Morris Harding (1874 – 1964)
Polar Bear (1930)
George Frederick Morris Harding was born in Stevenage, Herefordshire in 1874. After brief spells at Cambridge University and the merchant navy, Harding found what would be his artistic calling, when he began training in sculpture at his uncle’s studio. His uncle was Harry Bates, an important figure in 19th century sculpture. A member of the Royal Society of British Sculptors, Harding worked in London, where he also taught sculpture and life drawing. In 1925, at the age of 51, he received what would be the major commission of his career when he was invited to work on the capitals of the columns at St Anne’s Cathedral in Belfast.

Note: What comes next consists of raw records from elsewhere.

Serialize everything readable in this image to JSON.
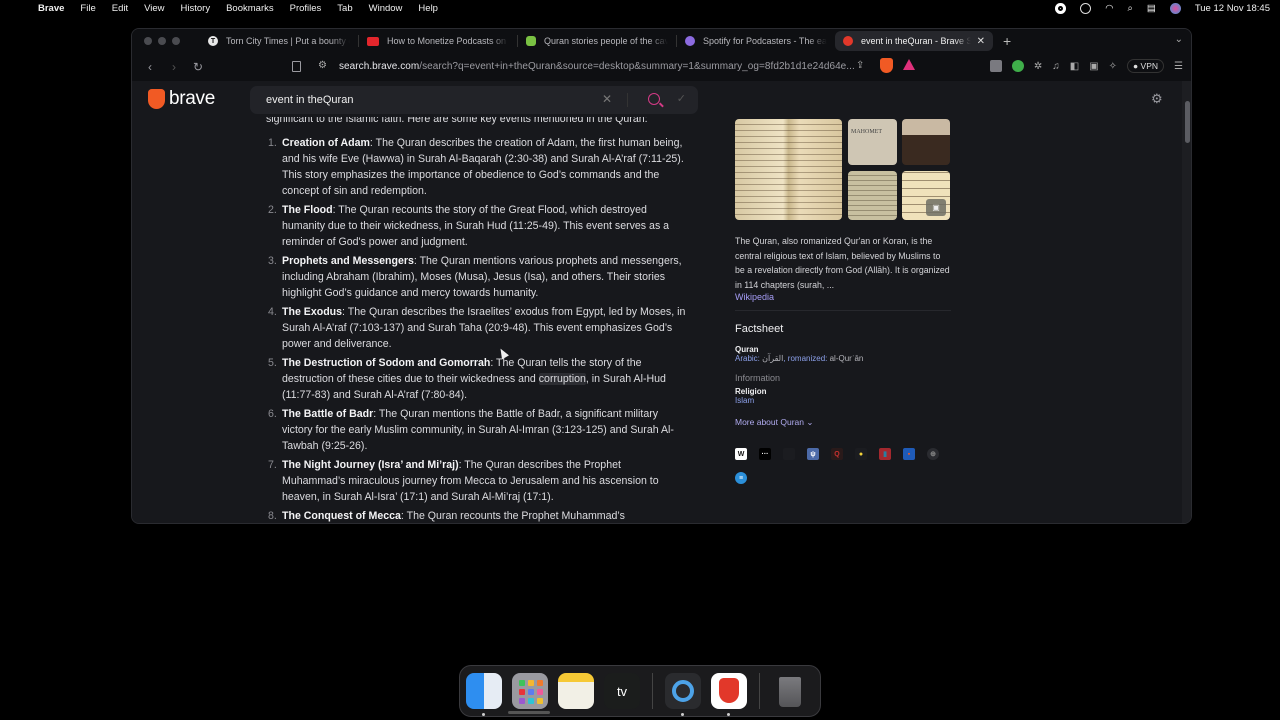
{
  "menubar": {
    "app": "Brave",
    "items": [
      "File",
      "Edit",
      "View",
      "History",
      "Bookmarks",
      "Profiles",
      "Tab",
      "Window",
      "Help"
    ],
    "datetime": "Tue 12 Nov  18:45"
  },
  "tabs": [
    {
      "label": "Torn City Times | Put a bounty on",
      "icon": "torn-icon",
      "color": "#e8e8e8",
      "active": false
    },
    {
      "label": "How to Monetize Podcasts on Sp",
      "icon": "youtube-icon",
      "color": "#e3262c",
      "active": false
    },
    {
      "label": "Quran stories people of the cave",
      "icon": "rumble-icon",
      "color": "#7ac143",
      "active": false
    },
    {
      "label": "Spotify for Podcasters - The easi",
      "icon": "spotify-podcasters-icon",
      "color": "#8c6be0",
      "active": false
    },
    {
      "label": "event in theQuran - Brave Se",
      "icon": "brave-search-icon",
      "color": "#e2382a",
      "active": true
    }
  ],
  "toolbar": {
    "url_host": "search.brave.com",
    "url_rest": "/search?q=event+in+theQuran&source=desktop&summary=1&summary_og=8fd2b1d1e24d64e...",
    "shields_count": "1",
    "vpn_label": "VPN"
  },
  "search": {
    "logo_text": "brave",
    "query": "event in theQuran"
  },
  "summary": {
    "intro": "significant to the Islamic faith. Here are some key events mentioned in the Quran:",
    "items": [
      {
        "num": "1.",
        "title": "Creation of Adam",
        "text": ": The Quran describes the creation of Adam, the first human being, and his wife Eve (Hawwa) in Surah Al-Baqarah (2:30-38) and Surah Al-A’raf (7:11-25). This story emphasizes the importance of obedience to God’s commands and the concept of sin and redemption."
      },
      {
        "num": "2.",
        "title": "The Flood",
        "text": ": The Quran recounts the story of the Great Flood, which destroyed humanity due to their wickedness, in Surah Hud (11:25-49). This event serves as a reminder of God's power and judgment."
      },
      {
        "num": "3.",
        "title": "Prophets and Messengers",
        "text": ": The Quran mentions various prophets and messengers, including Abraham (Ibrahim), Moses (Musa), Jesus (Isa), and others. Their stories highlight God’s guidance and mercy towards humanity."
      },
      {
        "num": "4.",
        "title": "The Exodus",
        "text": ": The Quran describes the Israelites’ exodus from Egypt, led by Moses, in Surah Al-A’raf (7:103-137) and Surah Taha (20:9-48). This event emphasizes God’s power and deliverance."
      },
      {
        "num": "5.",
        "title": "The Destruction of Sodom and Gomorrah",
        "text_before": ": The Quran tells the story of the destruction of these cities due to their wickedness and ",
        "highlight": "corruption",
        "text_after": ", in Surah Al-Hud (11:77-83) and Surah Al-A’raf (7:80-84)."
      },
      {
        "num": "6.",
        "title": "The Battle of Badr",
        "text": ": The Quran mentions the Battle of Badr, a significant military victory for the early Muslim community, in Surah Al-Imran (3:123-125) and Surah Al-Tawbah (9:25-26)."
      },
      {
        "num": "7.",
        "title": "The Night Journey (Isra’ and Mi’raj)",
        "text": ": The Quran describes the Prophet Muhammad’s miraculous journey from Mecca to Jerusalem and his ascension to heaven, in Surah Al-Isra’ (17:1) and Surah Al-Mi’raj (17:1)."
      },
      {
        "num": "8.",
        "title": "The Conquest of Mecca",
        "text": ": The Quran recounts the Prophet Muhammad’s"
      }
    ]
  },
  "knowledge_panel": {
    "description": "The Quran, also romanized Qur'an or Koran, is the central religious text of Islam, believed by Muslims to be a revelation directly from God (Allāh). It is organized in 114 chapters (surah, ...",
    "source_link": "Wikipedia",
    "factsheet_title": "Factsheet",
    "name_label": "Quran",
    "arabic_label": "Arabic: ",
    "arabic_value": "القرآن",
    "romanized_label": ", romanized: ",
    "romanized_value": "al-Qurʾān",
    "information_label": "Information",
    "religion_label": "Religion",
    "religion_value": "Islam",
    "more_label": "More about Quran",
    "links": [
      {
        "icon": "wikipedia-icon",
        "bg": "#ffffff",
        "fg": "#111",
        "glyph": "W"
      },
      {
        "icon": "esc-icon",
        "bg": "#000000",
        "fg": "#fff",
        "glyph": "···"
      },
      {
        "icon": "dark-site-icon",
        "bg": "#1b1c20",
        "fg": "#444",
        "glyph": ""
      },
      {
        "icon": "britannica-icon",
        "bg": "#4c6aa8",
        "fg": "#fff",
        "glyph": "ψ"
      },
      {
        "icon": "quora-icon",
        "bg": "#2a1a1a",
        "fg": "#c8312f",
        "glyph": "Q"
      },
      {
        "icon": "yellow-site-icon",
        "bg": "#1b1c20",
        "fg": "#f2d23a",
        "glyph": "●"
      },
      {
        "icon": "library-icon",
        "bg": "#a3282e",
        "fg": "#2a7fa0",
        "glyph": "▮"
      },
      {
        "icon": "blue-site-icon",
        "bg": "#1f5bb8",
        "fg": "#f05a28",
        "glyph": "▪"
      },
      {
        "icon": "globe-icon",
        "bg": "#2a2b30",
        "fg": "#888",
        "glyph": "⊕"
      },
      {
        "icon": "circle-site-icon",
        "bg": "#2b8fd9",
        "fg": "#fff",
        "glyph": "≡"
      }
    ]
  },
  "dock": {
    "apps": [
      "Finder",
      "Launchpad",
      "Notes",
      "Apple TV",
      "QuickTime Player",
      "Brave Browser",
      "Trash"
    ],
    "tv_label": "tv"
  }
}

This, along with other work in the cathedral, would keep him occupied for over twenty years. During the Belfast Blitz, Harding, by now in his late 60s, volunteered to be on overnight fire watch at the cathedral. Fellow sculptor, Rosamund Praeger, encouraged him to settle in her hometown of Holywood, county Down. For a time, Harding shared Praeger’s studio in the town, where he carved the base for her famous ‘Johnny the Jig’ statue. Later he moved to a studio of his own in Church Road, Holywood. Other important commissions carried out by Harding in Northern Ireland include the tomb of the 7th Marquess of Londonderry at Mount Stewart, the arms of the Governor of Northern Ireland at Hillsborough Castle and the royal arms on Telephone House, Cromac Street, Belfast. An active member of the arts scene in Northern Ireland, he served as President of the Royal Ulster Academy for several years. In 1958 he was awarded an honorary Masters of Arts degree from Queen’s University Belfast but was too ill to attend the ceremony. He died in 1964 at the age of 90. Harding’s legacy is his work, which can still be seen today in churches, memorials and on building fronts across Northern Ireland, but despite this his name has been largely forgotten.
This sculpture exemplifies one of Harding’s favourite subject matters – animals, in particular polar bears. Harding was a member of the Society of Animal Painters and frequently included them in his sculptures. One of Harding’s first major commissions was for London Zoo in 1914, where he depicted polar bears on a series of relief panels. Harding continued to sculpt polar bears throughout his career, including this one held in a private collection and another at Queen’s University Belfast.